Just had a demonstration of wikitude for Google G1, held at the re:publica in Berlin.
The session disclosed thats better to wait for the next generation iPhone (which probably has a compass) than upgrade now to 3G (currently I'm using the 1st generation)
The compass is the main hardware gadget missing in iPhone and present in Googles Android-Phone G1.
Why do you need a compass when you have GPS? The answer is wikitude, an augmented reality application, currently available only for G1.
With wikitude, you use the buildin camera as a viewfinder; the wikitude application puts overlays on the view filled with pointers to POIs. Shortly spoken: wikitude puts the pins of google maps upon your cameras view. The data itself comes from wikipedia, panoramio and qype.
For this app, the current position is needed (GPS), as well as the direction of view (compass). Last but not least, the gravity sensor is used to determine wether your looking at the sky or at the floor (this will become evident in an area with large gradient - in austria for example, where the developers of wikitude are living.)
When having seen this cool app you will agree: POIs on maps are boring 2008
There are some aspects which may become critical:
Level of detail / collision detection
POIs behind behind large buildings will shine through. This will become annoying in flat areas with a lot of POIs - in Berlin, for example.
Missing height in geolocations
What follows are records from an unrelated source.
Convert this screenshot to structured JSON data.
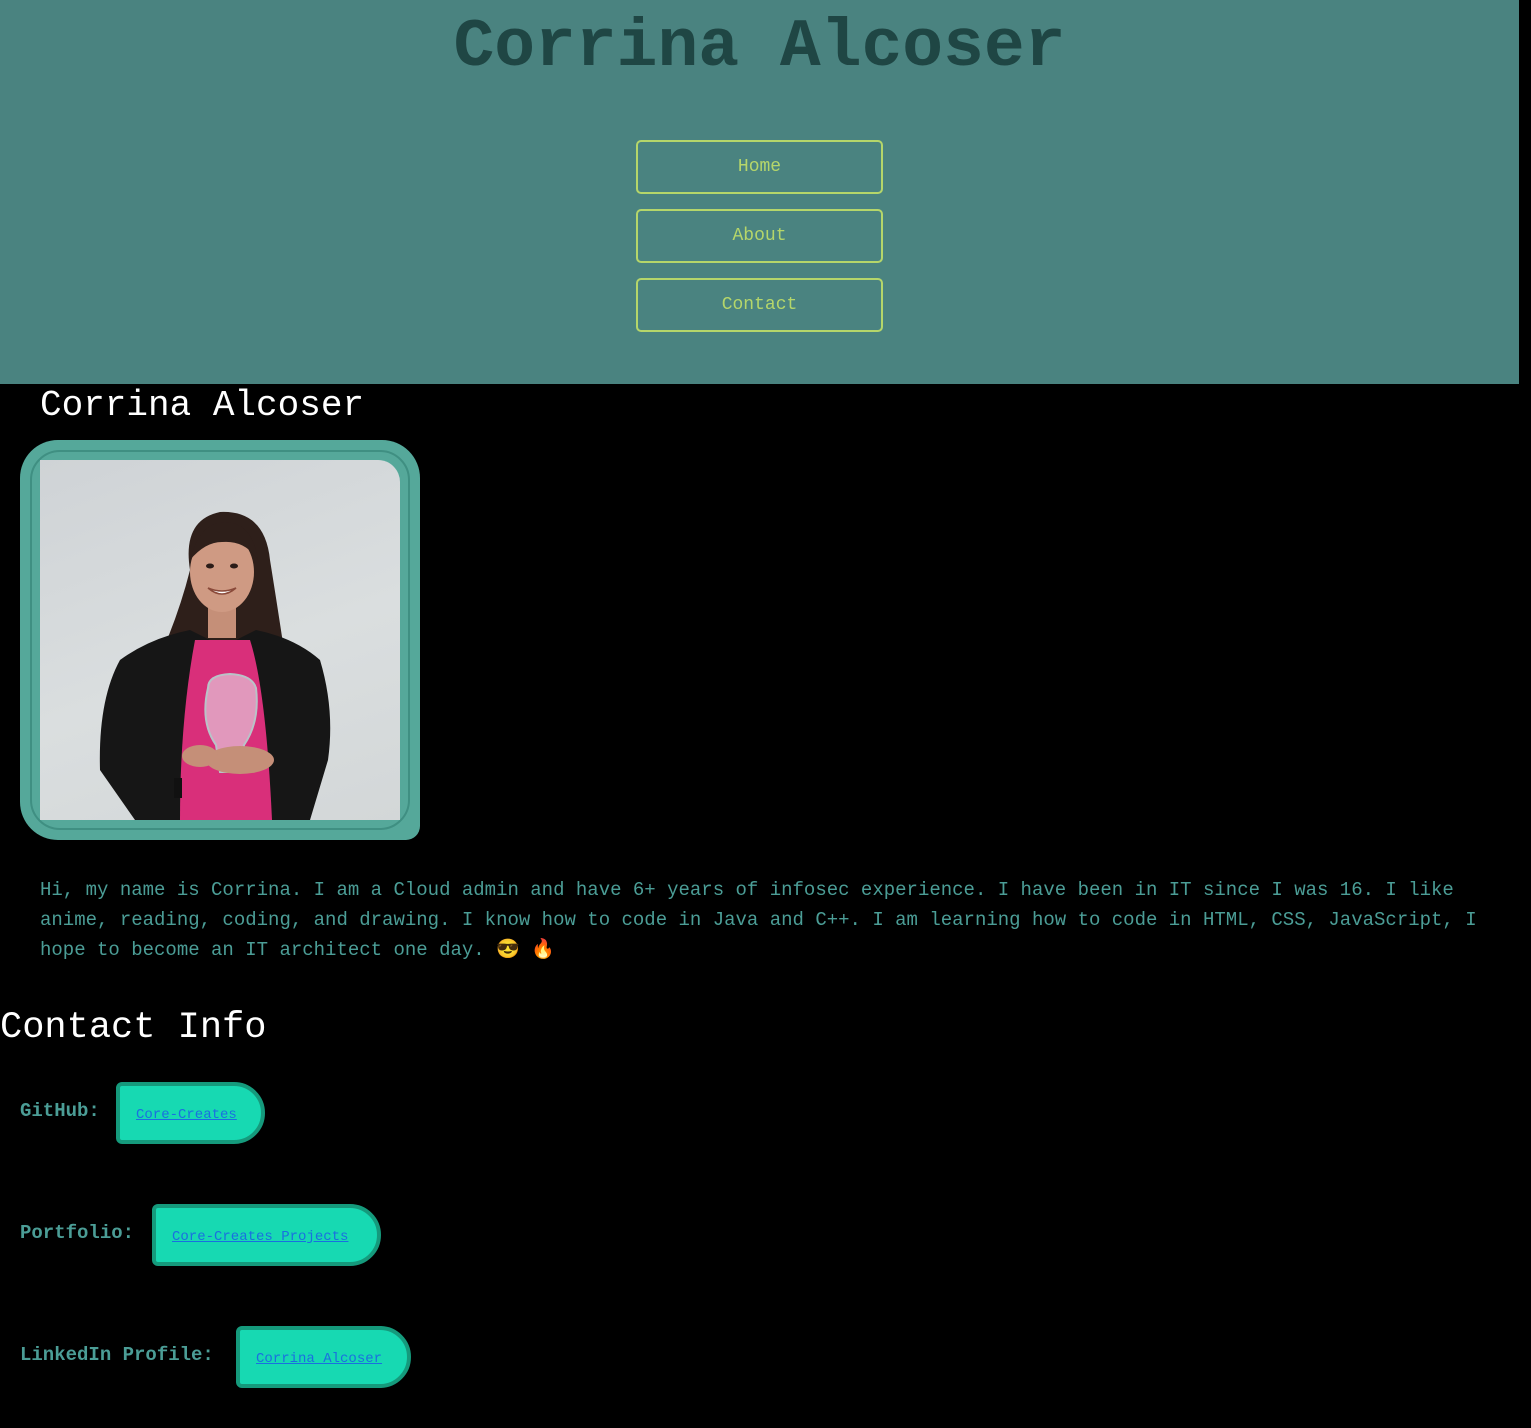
{
  "header": {
    "title": "Corrina Alcoser",
    "nav": {
      "home": "Home",
      "about": "About",
      "contact": "Contact"
    }
  },
  "profile": {
    "name": "Corrina Alcoser",
    "photo_alt": "Corrina Alcoser",
    "bio": "Hi, my name is Corrina. I am a Cloud admin and have 6+ years of infosec experience. I have been in IT since I was 16. I like anime, reading, coding, and drawing. I know how to code in Java and C++. I am learning how to code in HTML, CSS, JavaScript, I hope to become an IT architect one day. 😎 🔥"
  },
  "contact": {
    "heading": "Contact Info",
    "items": [
      {
        "label": "GitHub:",
        "link_text": "Core-Creates"
      },
      {
        "label": "Portfolio:",
        "link_text": "Core-Creates Projects"
      },
      {
        "label": "LinkedIn Profile:",
        "link_text": "Corrina Alcoser"
      }
    ]
  },
  "colors": {
    "header_bg": "#4a8380",
    "title": "#1f4644",
    "nav_accent": "#b5d66a",
    "body_text": "#4b9d96",
    "pill_bg": "#17d9b2",
    "pill_border": "#159a7c",
    "link": "#1a6fe0"
  }
}
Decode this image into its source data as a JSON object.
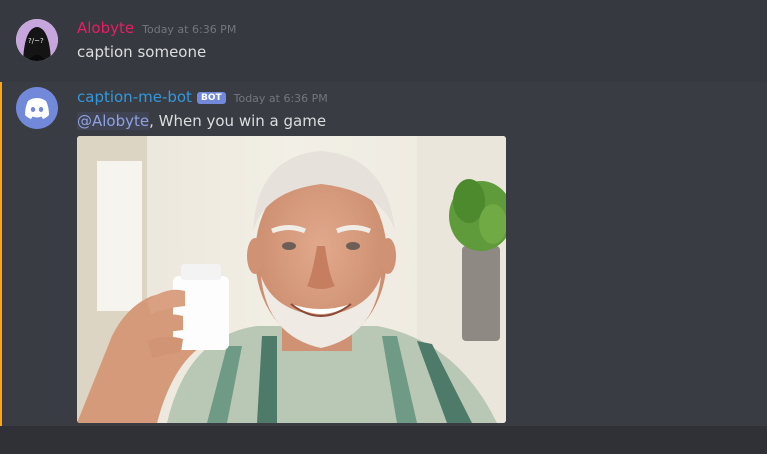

Particulary in cities with skyscrapers, POIs will be stacked. When standing in front of such a POI-bundle, you would like to have them meaningful separated in height - instead of cluttering them on the sideway.